• [Given records]
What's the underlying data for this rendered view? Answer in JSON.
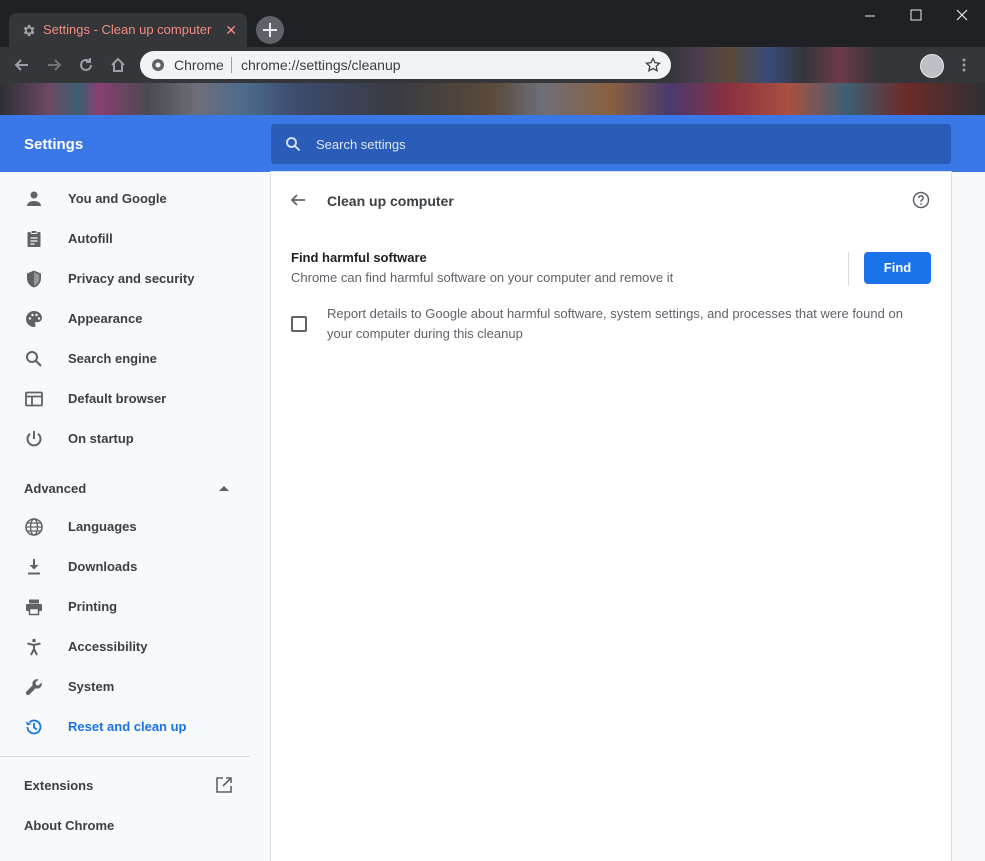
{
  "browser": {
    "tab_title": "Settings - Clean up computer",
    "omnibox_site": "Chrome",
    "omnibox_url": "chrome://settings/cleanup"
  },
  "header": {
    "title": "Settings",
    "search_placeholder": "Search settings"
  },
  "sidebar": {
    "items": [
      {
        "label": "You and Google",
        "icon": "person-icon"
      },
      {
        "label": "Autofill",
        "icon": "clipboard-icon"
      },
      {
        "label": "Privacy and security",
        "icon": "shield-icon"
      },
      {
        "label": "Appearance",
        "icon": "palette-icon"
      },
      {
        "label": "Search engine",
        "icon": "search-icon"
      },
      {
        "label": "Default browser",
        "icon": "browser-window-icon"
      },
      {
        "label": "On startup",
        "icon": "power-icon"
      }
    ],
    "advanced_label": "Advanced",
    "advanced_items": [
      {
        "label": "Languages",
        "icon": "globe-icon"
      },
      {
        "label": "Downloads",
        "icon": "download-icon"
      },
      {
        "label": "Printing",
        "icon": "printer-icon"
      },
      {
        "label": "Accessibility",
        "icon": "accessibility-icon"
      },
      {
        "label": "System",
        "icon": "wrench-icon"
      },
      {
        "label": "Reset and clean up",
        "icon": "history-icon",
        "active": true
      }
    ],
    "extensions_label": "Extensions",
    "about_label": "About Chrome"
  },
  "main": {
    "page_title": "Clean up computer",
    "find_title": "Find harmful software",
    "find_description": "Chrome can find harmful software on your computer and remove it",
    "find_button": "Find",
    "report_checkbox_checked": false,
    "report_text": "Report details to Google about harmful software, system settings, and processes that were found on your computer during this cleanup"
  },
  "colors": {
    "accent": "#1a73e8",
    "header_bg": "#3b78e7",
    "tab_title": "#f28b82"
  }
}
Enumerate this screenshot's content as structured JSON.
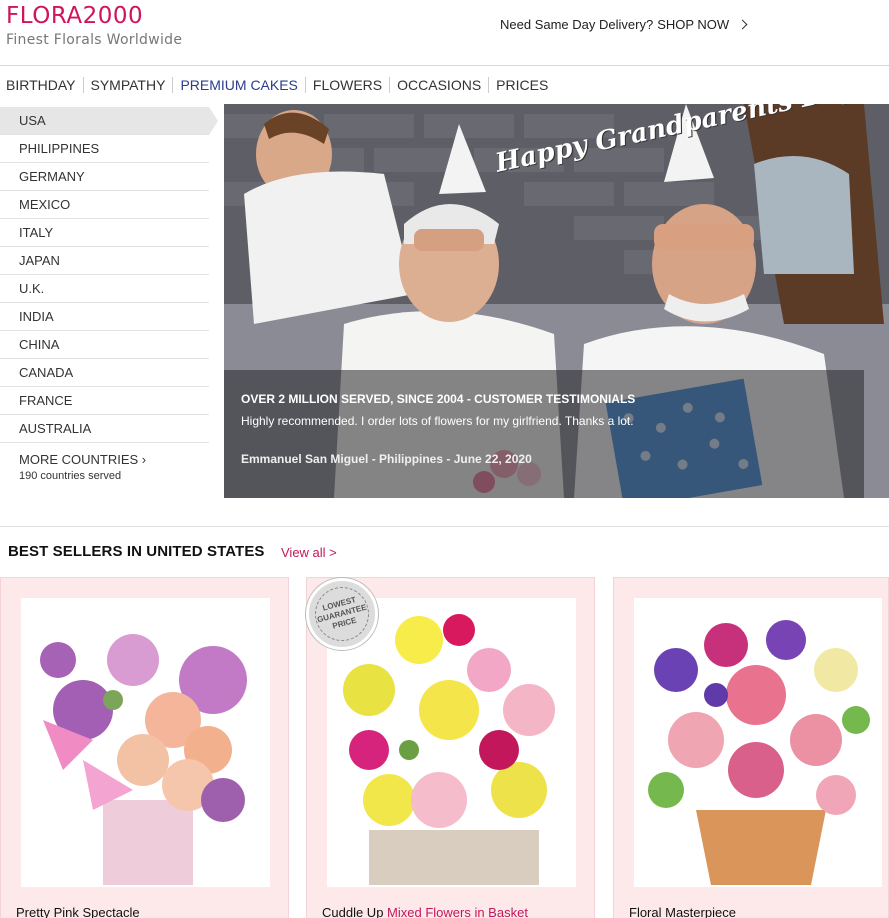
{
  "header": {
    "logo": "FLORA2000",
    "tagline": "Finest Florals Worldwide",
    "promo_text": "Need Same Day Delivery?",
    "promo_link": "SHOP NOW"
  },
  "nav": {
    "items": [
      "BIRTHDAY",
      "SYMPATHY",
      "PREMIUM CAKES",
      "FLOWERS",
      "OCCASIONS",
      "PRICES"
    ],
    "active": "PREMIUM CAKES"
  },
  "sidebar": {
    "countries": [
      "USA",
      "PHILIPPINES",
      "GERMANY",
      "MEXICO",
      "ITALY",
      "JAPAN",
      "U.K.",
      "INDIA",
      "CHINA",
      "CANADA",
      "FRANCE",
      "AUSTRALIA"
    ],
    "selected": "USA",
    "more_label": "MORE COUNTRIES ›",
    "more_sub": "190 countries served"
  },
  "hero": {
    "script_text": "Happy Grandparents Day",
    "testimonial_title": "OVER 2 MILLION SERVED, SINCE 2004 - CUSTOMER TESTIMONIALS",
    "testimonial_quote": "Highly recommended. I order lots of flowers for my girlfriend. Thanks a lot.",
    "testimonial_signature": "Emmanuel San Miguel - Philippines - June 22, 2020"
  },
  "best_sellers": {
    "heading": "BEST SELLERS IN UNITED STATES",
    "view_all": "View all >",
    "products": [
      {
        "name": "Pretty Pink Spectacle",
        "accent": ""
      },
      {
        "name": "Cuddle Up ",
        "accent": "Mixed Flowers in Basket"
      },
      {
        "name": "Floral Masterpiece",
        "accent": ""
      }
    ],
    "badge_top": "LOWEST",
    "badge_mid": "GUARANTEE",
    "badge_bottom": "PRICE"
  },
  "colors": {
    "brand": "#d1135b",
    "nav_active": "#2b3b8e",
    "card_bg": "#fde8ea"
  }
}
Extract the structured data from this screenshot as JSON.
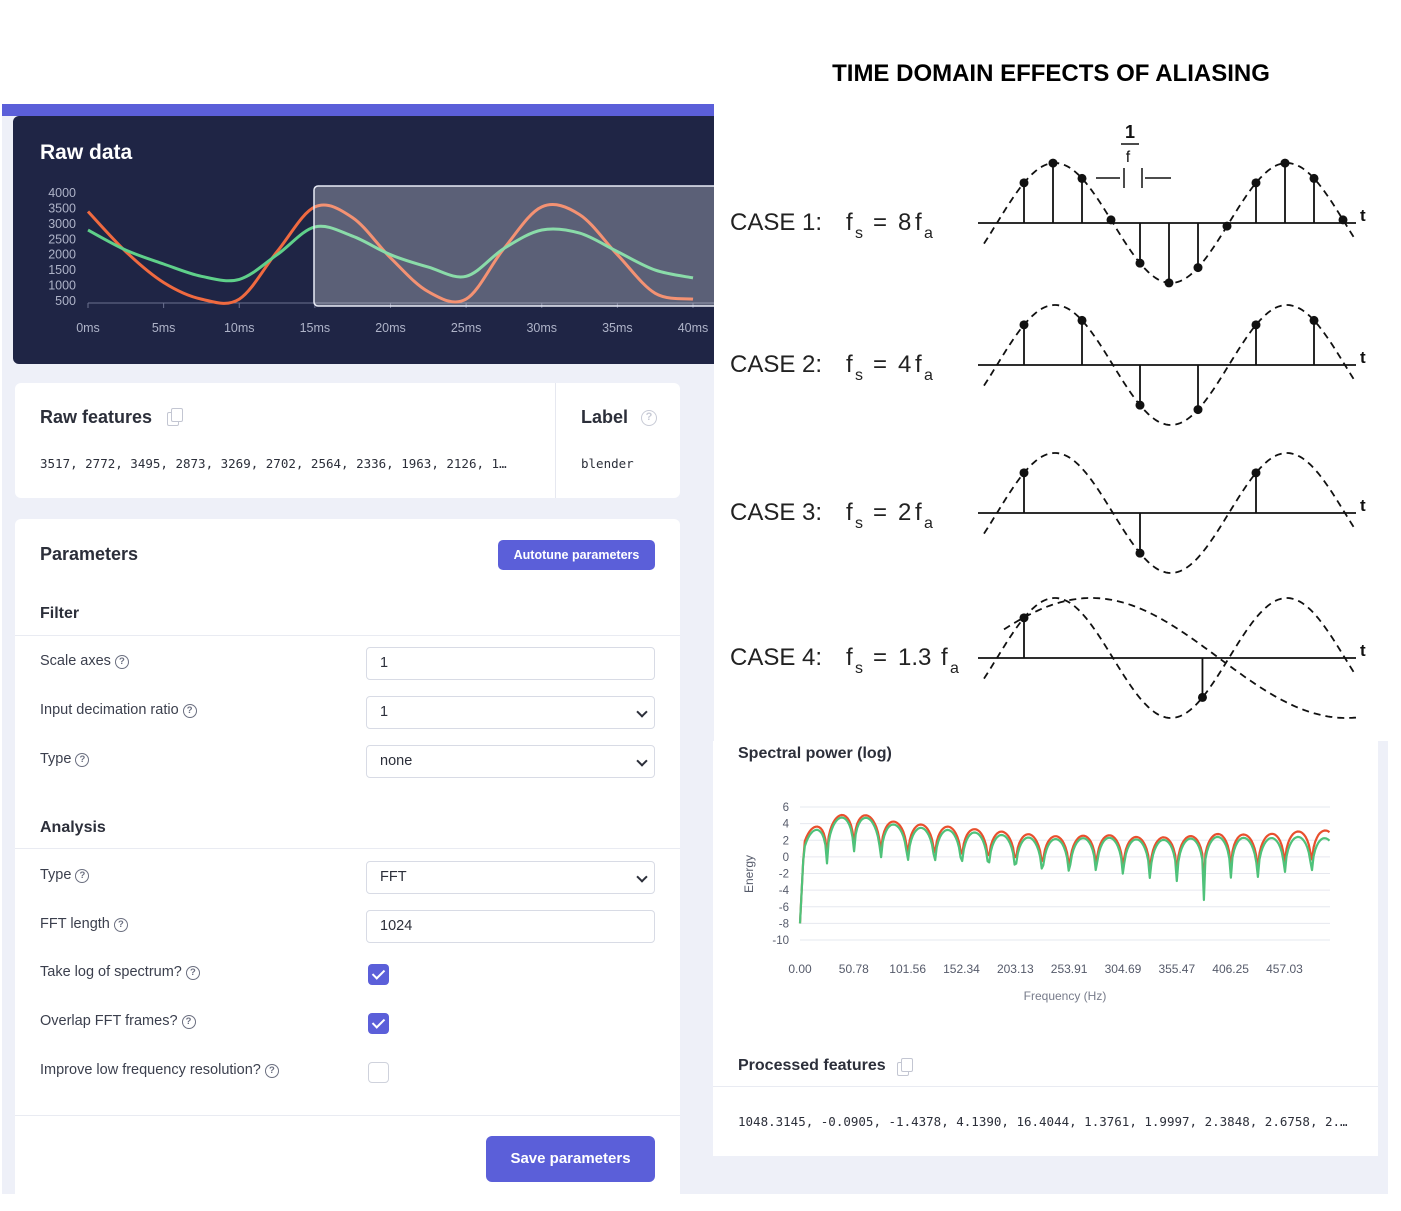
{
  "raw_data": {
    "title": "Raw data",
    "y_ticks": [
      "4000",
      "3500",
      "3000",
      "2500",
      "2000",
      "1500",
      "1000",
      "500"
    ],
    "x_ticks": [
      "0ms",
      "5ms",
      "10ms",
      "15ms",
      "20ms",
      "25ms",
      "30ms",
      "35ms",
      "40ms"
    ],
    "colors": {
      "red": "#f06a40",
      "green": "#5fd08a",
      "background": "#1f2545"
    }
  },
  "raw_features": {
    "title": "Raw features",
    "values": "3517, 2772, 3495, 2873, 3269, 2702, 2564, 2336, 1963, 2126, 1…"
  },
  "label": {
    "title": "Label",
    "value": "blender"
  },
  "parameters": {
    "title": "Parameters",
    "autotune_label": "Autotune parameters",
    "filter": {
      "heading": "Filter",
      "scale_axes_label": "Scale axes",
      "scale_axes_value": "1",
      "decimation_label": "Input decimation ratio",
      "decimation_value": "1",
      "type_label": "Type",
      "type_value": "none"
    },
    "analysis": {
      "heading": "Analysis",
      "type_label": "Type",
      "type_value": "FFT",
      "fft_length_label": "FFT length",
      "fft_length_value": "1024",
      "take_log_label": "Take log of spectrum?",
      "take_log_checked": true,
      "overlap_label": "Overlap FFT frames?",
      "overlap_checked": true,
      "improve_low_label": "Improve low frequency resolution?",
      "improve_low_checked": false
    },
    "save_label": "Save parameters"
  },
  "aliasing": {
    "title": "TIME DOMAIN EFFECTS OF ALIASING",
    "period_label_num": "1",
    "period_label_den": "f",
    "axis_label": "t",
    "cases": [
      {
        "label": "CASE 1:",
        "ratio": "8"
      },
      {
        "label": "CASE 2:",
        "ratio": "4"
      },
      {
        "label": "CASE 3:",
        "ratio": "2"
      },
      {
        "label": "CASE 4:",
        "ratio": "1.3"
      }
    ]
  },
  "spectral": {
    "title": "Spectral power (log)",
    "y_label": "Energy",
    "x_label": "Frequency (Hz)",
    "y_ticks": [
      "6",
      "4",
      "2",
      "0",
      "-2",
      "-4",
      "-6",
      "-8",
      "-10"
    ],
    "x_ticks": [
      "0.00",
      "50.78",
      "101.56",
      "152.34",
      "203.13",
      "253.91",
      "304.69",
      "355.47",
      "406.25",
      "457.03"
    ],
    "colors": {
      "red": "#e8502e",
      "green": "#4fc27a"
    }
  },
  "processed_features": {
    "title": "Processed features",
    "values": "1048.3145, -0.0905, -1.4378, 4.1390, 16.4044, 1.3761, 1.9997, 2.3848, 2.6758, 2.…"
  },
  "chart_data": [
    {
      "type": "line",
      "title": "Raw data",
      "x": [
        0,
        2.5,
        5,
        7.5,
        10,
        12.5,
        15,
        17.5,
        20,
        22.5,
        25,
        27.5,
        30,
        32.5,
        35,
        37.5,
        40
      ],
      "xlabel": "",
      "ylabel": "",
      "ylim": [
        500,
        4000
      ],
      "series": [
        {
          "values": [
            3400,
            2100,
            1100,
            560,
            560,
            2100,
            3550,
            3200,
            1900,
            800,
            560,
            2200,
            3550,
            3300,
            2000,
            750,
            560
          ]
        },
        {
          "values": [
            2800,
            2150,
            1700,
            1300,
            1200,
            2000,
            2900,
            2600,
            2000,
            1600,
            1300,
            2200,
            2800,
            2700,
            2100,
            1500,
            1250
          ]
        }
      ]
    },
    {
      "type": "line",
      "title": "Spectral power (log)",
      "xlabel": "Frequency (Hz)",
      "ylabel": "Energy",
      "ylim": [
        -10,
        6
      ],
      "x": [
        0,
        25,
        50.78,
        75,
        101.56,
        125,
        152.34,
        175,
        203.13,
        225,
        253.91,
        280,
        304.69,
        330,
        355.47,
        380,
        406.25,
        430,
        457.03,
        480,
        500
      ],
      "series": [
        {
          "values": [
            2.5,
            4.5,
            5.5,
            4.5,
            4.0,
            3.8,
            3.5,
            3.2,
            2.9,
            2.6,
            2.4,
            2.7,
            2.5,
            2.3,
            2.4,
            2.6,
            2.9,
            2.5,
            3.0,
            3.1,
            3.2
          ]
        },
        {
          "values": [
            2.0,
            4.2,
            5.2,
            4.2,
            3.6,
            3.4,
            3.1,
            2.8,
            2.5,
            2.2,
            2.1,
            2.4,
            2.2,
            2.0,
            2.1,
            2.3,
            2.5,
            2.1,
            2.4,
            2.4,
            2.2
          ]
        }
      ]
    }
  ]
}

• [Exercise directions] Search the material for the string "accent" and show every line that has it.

• [Exercise output]
    "accent": "#1a73e8",
        "accent": ""
        "accent": "Mixed Flowers in Basket"
        "accent": ""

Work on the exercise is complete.